----- Supplied data -----

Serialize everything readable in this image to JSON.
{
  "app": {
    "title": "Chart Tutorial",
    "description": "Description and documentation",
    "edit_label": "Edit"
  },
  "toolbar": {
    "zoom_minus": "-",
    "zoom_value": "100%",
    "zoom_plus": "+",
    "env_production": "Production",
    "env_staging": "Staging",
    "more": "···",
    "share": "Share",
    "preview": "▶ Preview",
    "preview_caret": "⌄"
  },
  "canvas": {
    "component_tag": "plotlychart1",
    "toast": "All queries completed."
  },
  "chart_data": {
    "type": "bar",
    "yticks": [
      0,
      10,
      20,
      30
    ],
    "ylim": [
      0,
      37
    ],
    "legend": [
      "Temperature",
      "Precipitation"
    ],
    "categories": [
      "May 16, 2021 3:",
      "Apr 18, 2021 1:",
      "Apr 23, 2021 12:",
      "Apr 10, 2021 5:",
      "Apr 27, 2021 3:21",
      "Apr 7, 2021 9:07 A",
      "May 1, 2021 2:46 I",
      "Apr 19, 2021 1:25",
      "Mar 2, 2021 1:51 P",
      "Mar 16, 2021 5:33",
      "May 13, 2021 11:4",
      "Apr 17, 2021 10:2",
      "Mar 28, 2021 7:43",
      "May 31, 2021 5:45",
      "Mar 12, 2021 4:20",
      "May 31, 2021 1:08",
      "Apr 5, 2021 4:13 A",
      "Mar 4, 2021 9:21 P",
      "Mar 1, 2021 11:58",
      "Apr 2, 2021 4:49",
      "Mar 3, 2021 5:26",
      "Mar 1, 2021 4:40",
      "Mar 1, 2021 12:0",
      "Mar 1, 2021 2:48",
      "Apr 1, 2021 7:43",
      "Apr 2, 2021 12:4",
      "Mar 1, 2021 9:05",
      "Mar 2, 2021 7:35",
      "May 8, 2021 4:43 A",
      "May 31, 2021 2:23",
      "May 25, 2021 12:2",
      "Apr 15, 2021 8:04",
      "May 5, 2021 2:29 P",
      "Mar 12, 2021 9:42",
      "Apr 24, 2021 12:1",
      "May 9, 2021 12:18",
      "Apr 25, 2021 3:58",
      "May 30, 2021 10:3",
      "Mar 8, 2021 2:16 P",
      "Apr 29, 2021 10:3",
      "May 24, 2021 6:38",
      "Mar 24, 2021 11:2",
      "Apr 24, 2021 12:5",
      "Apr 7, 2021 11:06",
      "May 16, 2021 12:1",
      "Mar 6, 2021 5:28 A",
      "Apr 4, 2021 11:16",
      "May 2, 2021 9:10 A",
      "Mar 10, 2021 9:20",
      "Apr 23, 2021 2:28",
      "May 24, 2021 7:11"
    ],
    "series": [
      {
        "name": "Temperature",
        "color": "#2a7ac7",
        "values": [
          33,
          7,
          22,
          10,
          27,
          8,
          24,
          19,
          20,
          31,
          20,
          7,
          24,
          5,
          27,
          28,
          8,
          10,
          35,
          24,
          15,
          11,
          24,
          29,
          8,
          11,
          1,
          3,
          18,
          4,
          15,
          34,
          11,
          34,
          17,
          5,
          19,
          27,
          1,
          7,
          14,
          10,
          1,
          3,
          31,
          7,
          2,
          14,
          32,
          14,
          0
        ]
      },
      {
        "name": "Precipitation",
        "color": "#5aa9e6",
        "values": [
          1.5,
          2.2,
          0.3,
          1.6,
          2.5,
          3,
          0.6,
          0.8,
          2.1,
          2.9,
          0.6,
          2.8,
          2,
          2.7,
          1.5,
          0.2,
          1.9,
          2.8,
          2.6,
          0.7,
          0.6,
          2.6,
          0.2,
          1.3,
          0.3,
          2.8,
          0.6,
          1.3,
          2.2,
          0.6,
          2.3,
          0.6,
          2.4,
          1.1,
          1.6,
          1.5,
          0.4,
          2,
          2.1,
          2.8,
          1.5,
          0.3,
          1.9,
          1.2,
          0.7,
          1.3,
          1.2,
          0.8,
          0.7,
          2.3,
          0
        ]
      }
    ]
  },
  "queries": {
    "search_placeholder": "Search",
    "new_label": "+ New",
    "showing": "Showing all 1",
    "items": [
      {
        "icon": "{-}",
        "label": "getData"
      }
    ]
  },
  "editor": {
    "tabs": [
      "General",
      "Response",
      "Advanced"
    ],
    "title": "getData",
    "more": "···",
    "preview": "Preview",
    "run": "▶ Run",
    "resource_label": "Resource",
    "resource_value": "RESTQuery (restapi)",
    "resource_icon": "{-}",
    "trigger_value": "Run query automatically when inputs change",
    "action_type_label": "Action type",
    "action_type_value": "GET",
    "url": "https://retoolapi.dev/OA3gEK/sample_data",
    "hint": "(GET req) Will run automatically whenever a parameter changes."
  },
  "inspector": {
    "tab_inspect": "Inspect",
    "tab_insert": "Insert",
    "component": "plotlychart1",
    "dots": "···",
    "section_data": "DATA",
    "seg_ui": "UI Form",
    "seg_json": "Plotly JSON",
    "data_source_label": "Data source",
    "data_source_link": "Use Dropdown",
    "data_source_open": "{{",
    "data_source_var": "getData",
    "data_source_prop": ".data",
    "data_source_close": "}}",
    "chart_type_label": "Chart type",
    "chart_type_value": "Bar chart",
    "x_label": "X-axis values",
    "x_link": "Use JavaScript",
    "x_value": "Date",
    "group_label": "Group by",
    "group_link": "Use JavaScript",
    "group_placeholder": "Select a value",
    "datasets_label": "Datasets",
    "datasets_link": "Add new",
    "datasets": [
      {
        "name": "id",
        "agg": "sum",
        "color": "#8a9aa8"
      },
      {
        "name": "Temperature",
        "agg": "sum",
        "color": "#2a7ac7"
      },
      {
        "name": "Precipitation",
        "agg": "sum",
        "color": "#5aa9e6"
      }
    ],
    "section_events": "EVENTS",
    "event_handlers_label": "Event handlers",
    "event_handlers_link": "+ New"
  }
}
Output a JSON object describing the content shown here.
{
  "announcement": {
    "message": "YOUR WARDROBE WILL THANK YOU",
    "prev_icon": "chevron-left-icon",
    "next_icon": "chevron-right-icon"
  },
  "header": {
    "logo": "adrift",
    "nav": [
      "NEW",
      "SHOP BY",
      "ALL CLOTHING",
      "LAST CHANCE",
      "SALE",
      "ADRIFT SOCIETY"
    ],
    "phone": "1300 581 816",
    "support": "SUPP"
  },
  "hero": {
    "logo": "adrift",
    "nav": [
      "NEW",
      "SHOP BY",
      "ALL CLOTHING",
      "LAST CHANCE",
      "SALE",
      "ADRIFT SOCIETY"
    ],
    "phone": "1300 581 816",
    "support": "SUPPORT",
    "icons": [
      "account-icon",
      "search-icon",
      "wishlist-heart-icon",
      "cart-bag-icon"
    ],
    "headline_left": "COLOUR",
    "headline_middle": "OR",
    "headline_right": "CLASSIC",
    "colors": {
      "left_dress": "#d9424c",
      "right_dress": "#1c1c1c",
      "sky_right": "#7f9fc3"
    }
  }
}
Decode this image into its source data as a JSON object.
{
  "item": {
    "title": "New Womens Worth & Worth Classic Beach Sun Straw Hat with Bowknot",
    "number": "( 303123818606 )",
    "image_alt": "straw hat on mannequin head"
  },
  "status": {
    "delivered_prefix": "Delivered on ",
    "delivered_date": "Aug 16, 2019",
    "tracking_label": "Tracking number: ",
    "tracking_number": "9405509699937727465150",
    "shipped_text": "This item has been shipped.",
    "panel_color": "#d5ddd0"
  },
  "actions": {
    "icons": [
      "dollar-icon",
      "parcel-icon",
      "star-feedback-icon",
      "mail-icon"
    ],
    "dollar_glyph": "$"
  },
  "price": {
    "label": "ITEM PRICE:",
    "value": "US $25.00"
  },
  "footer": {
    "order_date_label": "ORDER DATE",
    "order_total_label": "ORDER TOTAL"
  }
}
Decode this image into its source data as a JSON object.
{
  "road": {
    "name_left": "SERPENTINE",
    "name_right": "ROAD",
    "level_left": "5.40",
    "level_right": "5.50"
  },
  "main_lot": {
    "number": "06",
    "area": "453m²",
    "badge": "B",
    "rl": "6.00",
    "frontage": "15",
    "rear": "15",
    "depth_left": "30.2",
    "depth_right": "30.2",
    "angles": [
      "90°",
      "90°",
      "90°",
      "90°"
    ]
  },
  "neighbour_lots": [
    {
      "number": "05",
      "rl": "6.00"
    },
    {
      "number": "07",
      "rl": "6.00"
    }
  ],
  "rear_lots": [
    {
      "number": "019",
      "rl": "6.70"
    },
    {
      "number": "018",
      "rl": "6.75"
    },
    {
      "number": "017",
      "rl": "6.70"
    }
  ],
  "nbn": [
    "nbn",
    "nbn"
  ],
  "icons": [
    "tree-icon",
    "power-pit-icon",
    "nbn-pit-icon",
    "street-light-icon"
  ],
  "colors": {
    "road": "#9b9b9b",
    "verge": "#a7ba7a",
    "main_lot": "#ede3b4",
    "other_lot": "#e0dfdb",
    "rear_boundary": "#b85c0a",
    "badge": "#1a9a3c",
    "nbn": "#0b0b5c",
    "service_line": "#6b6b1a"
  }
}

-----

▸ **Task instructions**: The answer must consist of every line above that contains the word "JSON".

▸ **Response box**:
Serialize everything readable in this image to JSON.
    "seg_json": "Plotly JSON",
Output a JSON object describing the content shown here.
Decode this image into its source data as a JSON object.
Decode this image into its source data as a JSON object.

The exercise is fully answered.